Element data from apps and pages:
___

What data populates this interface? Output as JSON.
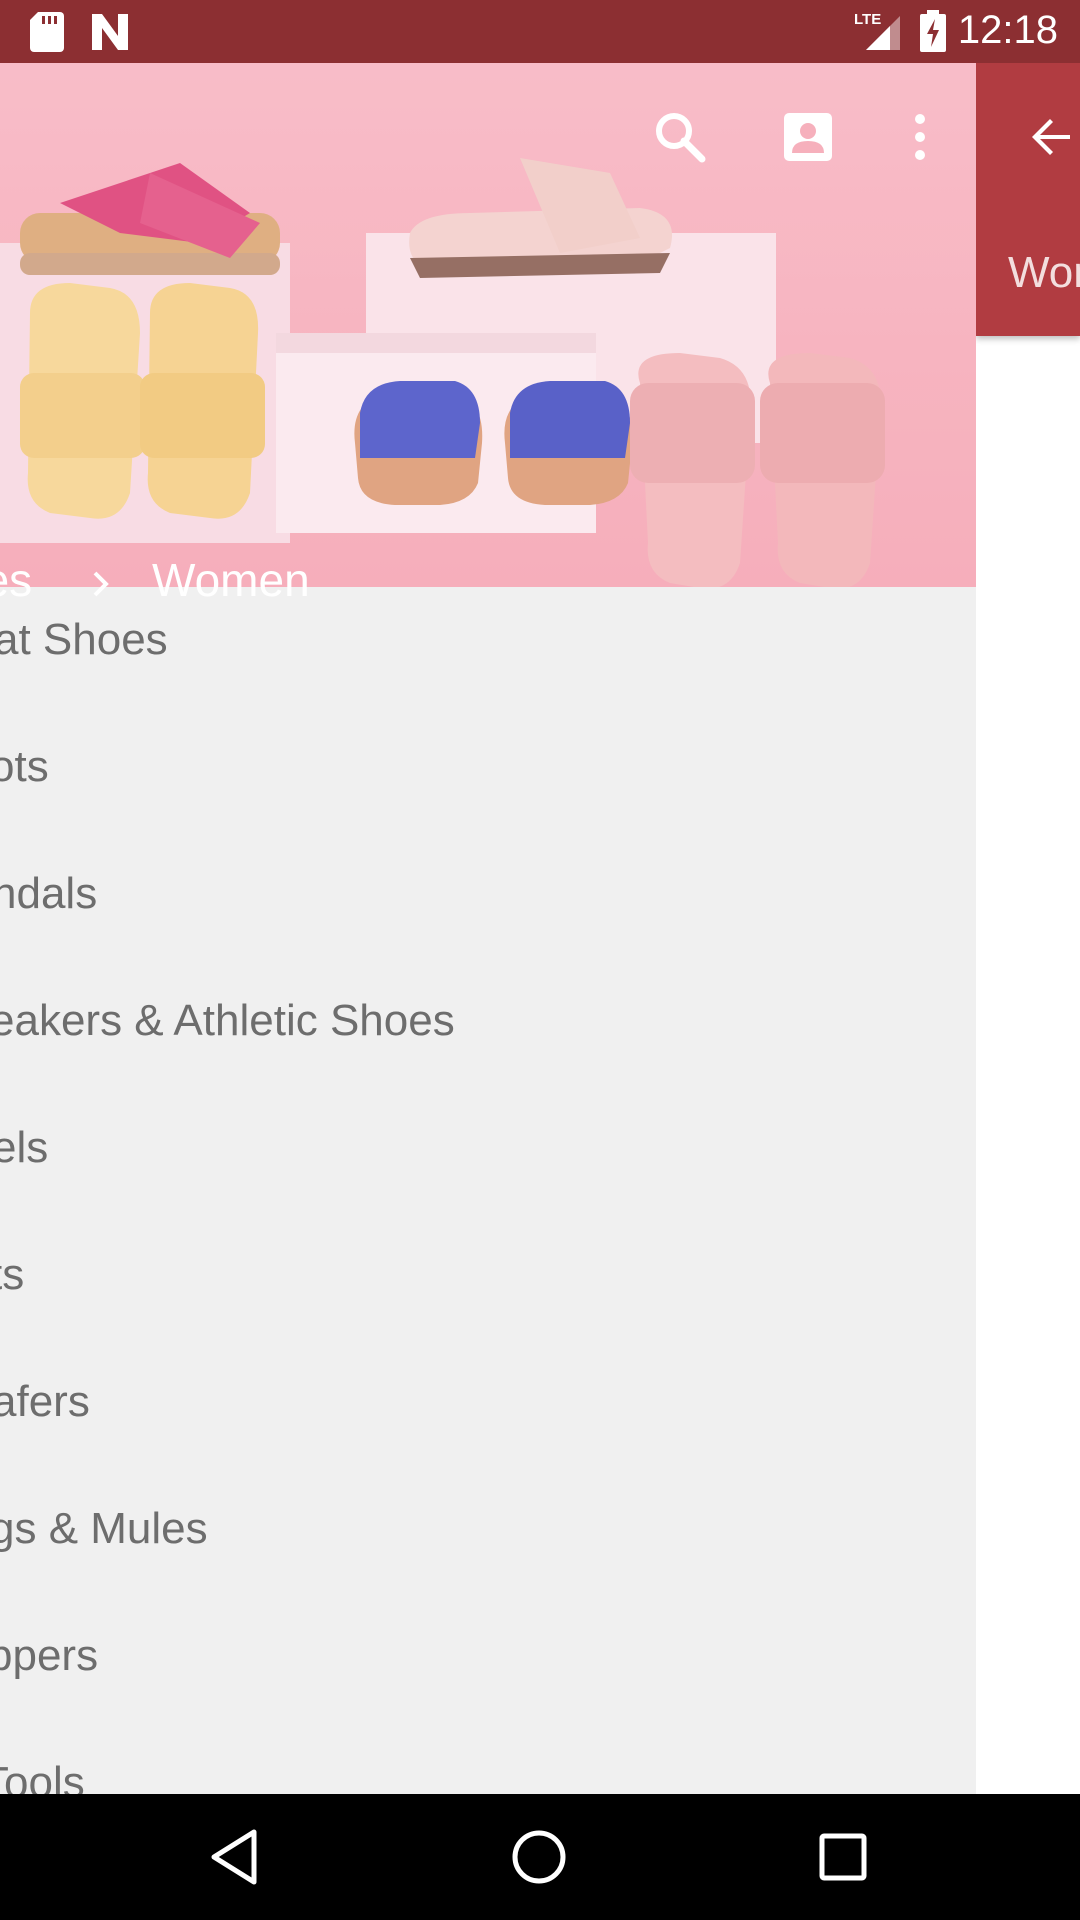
{
  "status_bar": {
    "time": "12:18",
    "network": "LTE",
    "left_icons": [
      "sd-card-icon",
      "n-notification-icon"
    ],
    "right_icons": [
      "lte-signal-icon",
      "battery-charging-icon"
    ]
  },
  "toolbar": {
    "icons": [
      "search-icon",
      "account-icon",
      "more-vert-icon"
    ]
  },
  "breadcrumb": {
    "previous": "oes",
    "current": "Women"
  },
  "categories": [
    "at Shoes",
    "ots",
    "ndals",
    "eakers & Athletic Shoes",
    "els",
    "ts",
    "afers",
    "gs & Mules",
    "ppers",
    "Tools"
  ],
  "right_page": {
    "tab_label": "Wor",
    "back_icon": "arrow-back-icon"
  },
  "nav_bar": {
    "icons": [
      "back-triangle-icon",
      "home-circle-icon",
      "recents-square-icon"
    ]
  },
  "colors": {
    "status_bar": "#8c2f32",
    "toolbar_red": "#b13c41",
    "list_background": "#f0f0f0",
    "list_text": "#6d6d6d"
  }
}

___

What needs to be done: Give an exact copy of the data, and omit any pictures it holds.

Solution:
What data populates this interface? Output as JSON.
{
  "status_bar": {
    "time": "12:18",
    "network": "LTE",
    "left_icons": [
      "sd-card-icon",
      "n-notification-icon"
    ],
    "right_icons": [
      "lte-signal-icon",
      "battery-charging-icon"
    ]
  },
  "toolbar": {
    "icons": [
      "search-icon",
      "account-icon",
      "more-vert-icon"
    ]
  },
  "breadcrumb": {
    "previous": "oes",
    "current": "Women"
  },
  "categories": [
    "at Shoes",
    "ots",
    "ndals",
    "eakers & Athletic Shoes",
    "els",
    "ts",
    "afers",
    "gs & Mules",
    "ppers",
    "Tools"
  ],
  "right_page": {
    "tab_label": "Wor",
    "back_icon": "arrow-back-icon"
  },
  "nav_bar": {
    "icons": [
      "back-triangle-icon",
      "home-circle-icon",
      "recents-square-icon"
    ]
  },
  "colors": {
    "status_bar": "#8c2f32",
    "toolbar_red": "#b13c41",
    "list_background": "#f0f0f0",
    "list_text": "#6d6d6d"
  }
}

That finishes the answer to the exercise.